Vegetable cultivation: These plants belong in the bed in September

Certain types of vegetables are particularly good at autumn temperatures. These plants can still be planted in September.

Autumn does not mean the end of gardening – on the contrary. Many types of vegetables can still be grown in September and are ready for harvest in October. Most plants even benefit from the lower temperatures.


If you grow radishes in autumn, you should rely on a fast-growing variety. If you plant the seeds in a sunny spot, they will still thrive without much effort. After only four weeks, the radishes are ripe for the harvest – and thus for the salad plate.


Speaking of lettuce: many varieties make their big debut in autumn. There is room in the vegetable patch for endive, frisée salads, and lamb's lettuce. The autumn weather has a big advantage: Due to the lower temperatures, there is hardly any risk of the lettuce "shooting". The lettuce quickly forms flowers through heat. The metabolism changes and bitter substances develop in the leaves.


Kale belongs on the plate, especially in the winter months. However, it is grown in autumn. The vitamin C bomb should be sown by September at the latest.

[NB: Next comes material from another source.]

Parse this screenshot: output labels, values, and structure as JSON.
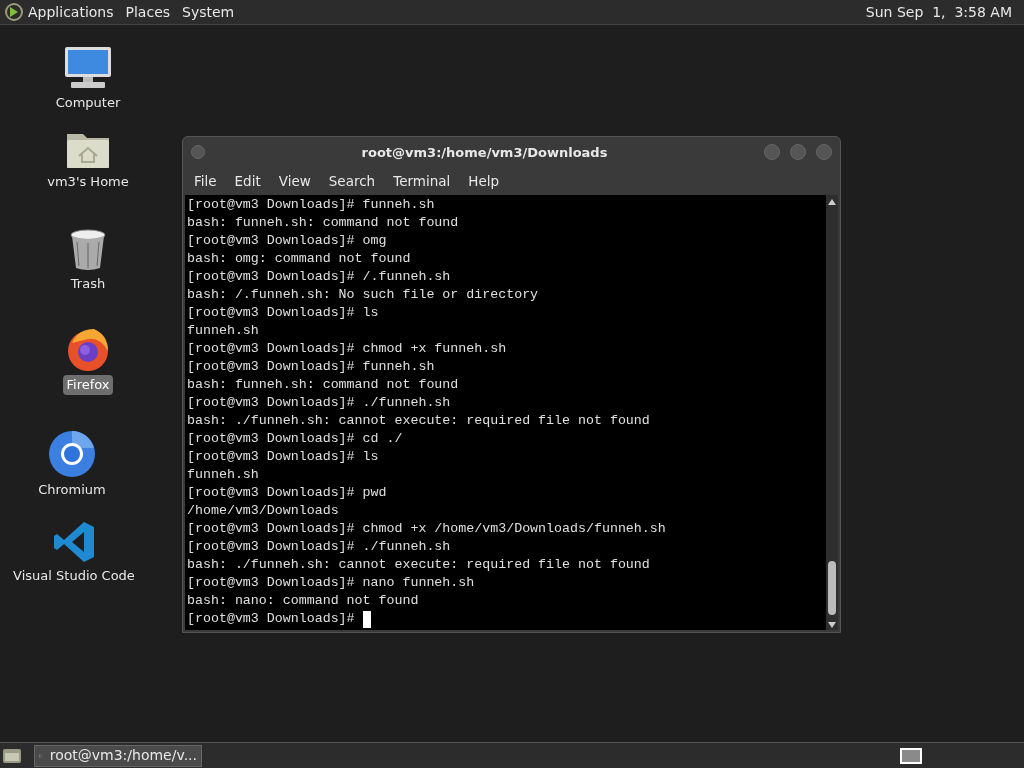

The robust vegetable is persistent, frost-resistant and hardly susceptible to diseases or parasites. In late November it is time to harvest.


Like the kale, the turnip is one of the winter vegetables. About eight weeks before the first frost it should find a place in the bed. Turnips even thrive below freezing point; it only becomes critical at temperatures below minus six degrees. The usual harvest time for turnips is late October or early November.


Cauliflower is particularly vulnerable to pests in summer. Growing in autumn brings a larger harvest. It can take up to 30 days to develop into a ready-to-plant seedling, so the seeds should be preferred now. The plant belongs in the ground by the end of the month at the latest. Harvest time is eight to twelve weeks.


Carrots are known as a spring or summer vegetable. But they can be grown all year round. When it's cold, the beets begin to convert their starch into sugar. That is why they taste sweeter in autumn than their summer predecessors. The beets can be eaten three months after growing.